The club members are skating together in pairs and threes, and most are teenagers, with perhaps two people in their early twenties. I have little time to do the math separating our ages, because Cory takes me and the other newbie, Nick, to the center of the ice to show us the proper pose for speed skating: knees bent as if squatting over a latrine, back bent 90 degrees and arms behind our backs. Only monkeys spend time in such a bent over position, and I’m wondering how far I have to go in my lineage to make that connection. I push off one unsure leg onto another and it immediately becomes clear that keeping my arms behind my back is forcing me to balance without flailing my arms. My legs begin moaning after the second run. We make several more runs down the middle of the rink before Cory gathers everyone around, introduces me and Nick and sends the fastest half of the group to “the starting line” to do a 500m race. A race?
As the freakishly fast people literally skate circles around us, it occurs to me that I haven’t done a cross-over since those brief figure skating lessons in the 1980s at Jenison Field House with that unfriendly lady in the fake fur coat. I am silently thanking my mom’s parents for those lessons when, much to my horror, Cory lines the rest of us up at the starting line, fastest person on the inside, slowest on the outside. I end up next to Serendipity and tell her I’m hoping she’ll wait for me at the finish line. One of the fast skaters yells “Ready, set, go!” and off we’re off. The two veteran teenage girls take the lead, then Jen, then Nick and his sickeningly perfect hockey crossovers, then me, then Serendipity. I kick my way along, bend my knees more, kick better, make it to the first turn, and start flailing around, arms waving like a person having a seizure. I hope Mark isn’t taking photos.
I survive my first turn by only doing one cross-over and gliding the rest of the way. On the straightaway, I gain speed and am feeling so good, I do two crossovers on the second turn. I’m feeling pumped when the first two girls and then Nick, lap me. I finish the race second to last.
I’ve barely crossed the finish line when Cory points to a green bucket in the middle of the rink and tells me to lean on that to practice crossovers. He demonstrates how and then leaves me to go around in circles.

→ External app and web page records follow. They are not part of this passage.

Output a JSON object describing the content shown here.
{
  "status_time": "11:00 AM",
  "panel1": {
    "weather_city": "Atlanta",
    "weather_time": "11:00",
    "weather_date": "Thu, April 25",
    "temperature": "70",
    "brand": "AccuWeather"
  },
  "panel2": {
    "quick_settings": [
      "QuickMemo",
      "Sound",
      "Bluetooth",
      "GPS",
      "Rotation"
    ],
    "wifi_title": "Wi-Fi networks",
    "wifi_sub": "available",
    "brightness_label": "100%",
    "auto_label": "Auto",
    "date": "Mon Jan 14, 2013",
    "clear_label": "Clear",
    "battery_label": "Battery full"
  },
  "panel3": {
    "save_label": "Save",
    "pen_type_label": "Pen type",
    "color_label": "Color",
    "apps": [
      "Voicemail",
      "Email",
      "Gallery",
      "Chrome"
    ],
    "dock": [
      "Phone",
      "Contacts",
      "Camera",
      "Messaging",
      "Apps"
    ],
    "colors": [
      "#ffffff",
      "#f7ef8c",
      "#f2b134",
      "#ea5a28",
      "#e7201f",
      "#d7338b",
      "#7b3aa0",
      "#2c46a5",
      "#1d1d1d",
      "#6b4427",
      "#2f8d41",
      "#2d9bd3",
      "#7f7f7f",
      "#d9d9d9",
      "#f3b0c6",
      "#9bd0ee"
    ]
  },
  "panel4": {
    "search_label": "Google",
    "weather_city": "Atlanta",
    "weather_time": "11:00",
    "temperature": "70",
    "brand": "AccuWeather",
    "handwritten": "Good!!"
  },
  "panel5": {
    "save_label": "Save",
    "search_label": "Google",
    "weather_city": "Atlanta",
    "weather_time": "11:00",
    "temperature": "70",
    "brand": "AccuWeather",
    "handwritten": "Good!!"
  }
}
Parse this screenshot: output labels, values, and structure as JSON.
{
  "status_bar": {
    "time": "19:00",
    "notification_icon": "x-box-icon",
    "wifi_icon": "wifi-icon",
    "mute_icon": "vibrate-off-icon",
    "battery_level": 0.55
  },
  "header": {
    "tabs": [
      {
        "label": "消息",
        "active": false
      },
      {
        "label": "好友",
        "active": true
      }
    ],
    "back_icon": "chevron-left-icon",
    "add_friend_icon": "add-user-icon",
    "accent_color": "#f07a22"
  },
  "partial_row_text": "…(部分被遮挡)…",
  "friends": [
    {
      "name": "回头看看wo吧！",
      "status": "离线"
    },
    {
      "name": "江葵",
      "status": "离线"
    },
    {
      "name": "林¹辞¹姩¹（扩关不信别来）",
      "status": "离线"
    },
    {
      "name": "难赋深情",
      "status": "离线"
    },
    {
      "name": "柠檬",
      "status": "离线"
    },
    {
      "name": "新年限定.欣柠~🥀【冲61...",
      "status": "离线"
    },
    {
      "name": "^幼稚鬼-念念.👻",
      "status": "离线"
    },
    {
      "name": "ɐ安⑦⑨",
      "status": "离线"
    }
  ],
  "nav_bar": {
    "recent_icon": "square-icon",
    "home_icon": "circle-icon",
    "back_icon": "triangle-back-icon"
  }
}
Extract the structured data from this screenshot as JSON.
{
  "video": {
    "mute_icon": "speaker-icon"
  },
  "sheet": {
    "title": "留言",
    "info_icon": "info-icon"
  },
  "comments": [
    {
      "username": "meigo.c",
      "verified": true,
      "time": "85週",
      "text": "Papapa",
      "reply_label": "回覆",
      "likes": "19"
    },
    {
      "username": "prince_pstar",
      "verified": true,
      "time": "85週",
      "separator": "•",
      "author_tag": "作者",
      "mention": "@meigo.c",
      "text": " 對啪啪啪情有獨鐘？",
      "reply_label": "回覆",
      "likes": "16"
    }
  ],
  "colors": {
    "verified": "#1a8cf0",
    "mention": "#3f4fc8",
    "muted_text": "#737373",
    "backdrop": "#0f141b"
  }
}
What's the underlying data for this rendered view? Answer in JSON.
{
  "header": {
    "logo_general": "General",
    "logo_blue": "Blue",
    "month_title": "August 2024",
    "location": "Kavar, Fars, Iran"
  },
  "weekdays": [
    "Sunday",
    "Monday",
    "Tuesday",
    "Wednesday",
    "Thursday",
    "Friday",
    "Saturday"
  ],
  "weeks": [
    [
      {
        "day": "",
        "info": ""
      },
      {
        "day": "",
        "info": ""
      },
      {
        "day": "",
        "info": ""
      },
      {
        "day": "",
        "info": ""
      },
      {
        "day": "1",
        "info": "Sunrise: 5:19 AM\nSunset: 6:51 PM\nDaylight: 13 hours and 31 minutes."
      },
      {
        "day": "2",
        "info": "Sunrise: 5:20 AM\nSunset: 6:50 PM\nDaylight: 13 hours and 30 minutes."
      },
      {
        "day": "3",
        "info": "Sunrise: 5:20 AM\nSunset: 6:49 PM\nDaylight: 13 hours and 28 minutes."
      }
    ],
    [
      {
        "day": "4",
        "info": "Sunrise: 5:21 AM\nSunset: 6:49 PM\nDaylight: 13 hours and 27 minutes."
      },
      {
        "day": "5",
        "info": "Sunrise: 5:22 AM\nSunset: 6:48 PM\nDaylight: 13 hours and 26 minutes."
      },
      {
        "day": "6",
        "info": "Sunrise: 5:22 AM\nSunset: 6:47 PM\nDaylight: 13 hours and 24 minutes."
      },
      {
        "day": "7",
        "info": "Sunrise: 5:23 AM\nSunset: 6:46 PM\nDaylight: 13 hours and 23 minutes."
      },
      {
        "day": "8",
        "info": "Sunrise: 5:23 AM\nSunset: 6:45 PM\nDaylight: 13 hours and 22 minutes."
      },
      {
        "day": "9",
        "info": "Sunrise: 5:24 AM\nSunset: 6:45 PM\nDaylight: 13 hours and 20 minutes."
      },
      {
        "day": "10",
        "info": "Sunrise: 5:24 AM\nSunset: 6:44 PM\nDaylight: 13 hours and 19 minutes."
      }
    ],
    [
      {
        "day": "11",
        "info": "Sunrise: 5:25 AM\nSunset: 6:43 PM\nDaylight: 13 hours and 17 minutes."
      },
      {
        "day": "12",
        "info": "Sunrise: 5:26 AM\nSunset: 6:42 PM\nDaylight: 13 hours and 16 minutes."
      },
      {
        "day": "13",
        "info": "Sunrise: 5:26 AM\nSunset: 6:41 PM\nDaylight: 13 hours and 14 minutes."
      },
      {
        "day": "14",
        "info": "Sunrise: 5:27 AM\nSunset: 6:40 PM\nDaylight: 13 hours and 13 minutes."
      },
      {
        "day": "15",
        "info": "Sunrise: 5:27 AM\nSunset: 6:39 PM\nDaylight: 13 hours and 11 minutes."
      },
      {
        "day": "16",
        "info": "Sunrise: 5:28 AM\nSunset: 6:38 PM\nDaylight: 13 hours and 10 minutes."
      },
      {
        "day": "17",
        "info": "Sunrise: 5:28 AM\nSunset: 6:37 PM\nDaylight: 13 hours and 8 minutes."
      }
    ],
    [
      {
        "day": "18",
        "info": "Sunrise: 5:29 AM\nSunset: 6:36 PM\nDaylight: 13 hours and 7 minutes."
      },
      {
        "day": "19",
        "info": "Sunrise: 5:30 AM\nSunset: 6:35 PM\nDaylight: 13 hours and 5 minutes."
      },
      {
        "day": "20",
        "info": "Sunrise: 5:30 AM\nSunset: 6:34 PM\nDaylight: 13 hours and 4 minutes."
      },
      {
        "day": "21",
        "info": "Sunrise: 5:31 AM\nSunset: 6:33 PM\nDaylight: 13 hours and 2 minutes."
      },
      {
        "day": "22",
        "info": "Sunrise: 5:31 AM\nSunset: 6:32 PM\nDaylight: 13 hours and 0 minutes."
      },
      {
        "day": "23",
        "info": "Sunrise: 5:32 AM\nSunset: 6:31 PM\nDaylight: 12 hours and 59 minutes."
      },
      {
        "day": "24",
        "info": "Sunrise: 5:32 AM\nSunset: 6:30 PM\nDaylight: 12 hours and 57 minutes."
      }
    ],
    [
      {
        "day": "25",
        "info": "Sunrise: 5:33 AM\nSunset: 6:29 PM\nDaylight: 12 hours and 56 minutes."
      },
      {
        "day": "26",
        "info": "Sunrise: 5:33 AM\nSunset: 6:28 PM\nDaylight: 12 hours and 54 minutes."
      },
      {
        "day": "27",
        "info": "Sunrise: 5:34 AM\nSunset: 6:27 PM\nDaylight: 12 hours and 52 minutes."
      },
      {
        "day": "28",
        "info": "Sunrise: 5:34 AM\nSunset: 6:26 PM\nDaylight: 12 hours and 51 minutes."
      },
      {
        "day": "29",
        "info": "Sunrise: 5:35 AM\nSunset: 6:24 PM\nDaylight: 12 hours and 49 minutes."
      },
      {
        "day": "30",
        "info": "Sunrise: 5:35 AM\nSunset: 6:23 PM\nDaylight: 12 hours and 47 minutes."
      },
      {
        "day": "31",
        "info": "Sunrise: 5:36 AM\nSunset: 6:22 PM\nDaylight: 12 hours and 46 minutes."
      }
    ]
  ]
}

After five laps, I get the feel for the edges, the angle, and the bend, needed for crossovers. I’m pounding on my thighs to loosen them when Jen Jennings comes up and says I’m doing well considering I had just started. I want to hug her for saying so, but she turns quickly to Cory and says she was hoping for more practice for the upcoming meet. Cory sends the speedy skaters to race 1,000 meters. Then it’s my turn again.
I set off a little faster than before and cruise around the first curve with a full set of crossovers. I slide in behind Jen and keep up in spite of the fact that my legs and back no longer want to bend. One lap becomes eight, and I’m on the final lap, right on Jen’s tail, no longer thinking about what my legs are doing, no longer feeling muscles, just feeling a light wind blowing in my face as my black skates with the long blades seem to fly across the ice.
It is the moment I had dreamed of.
And all that separates me from that kid in Alpena is 43 years and the two days it took me to recover.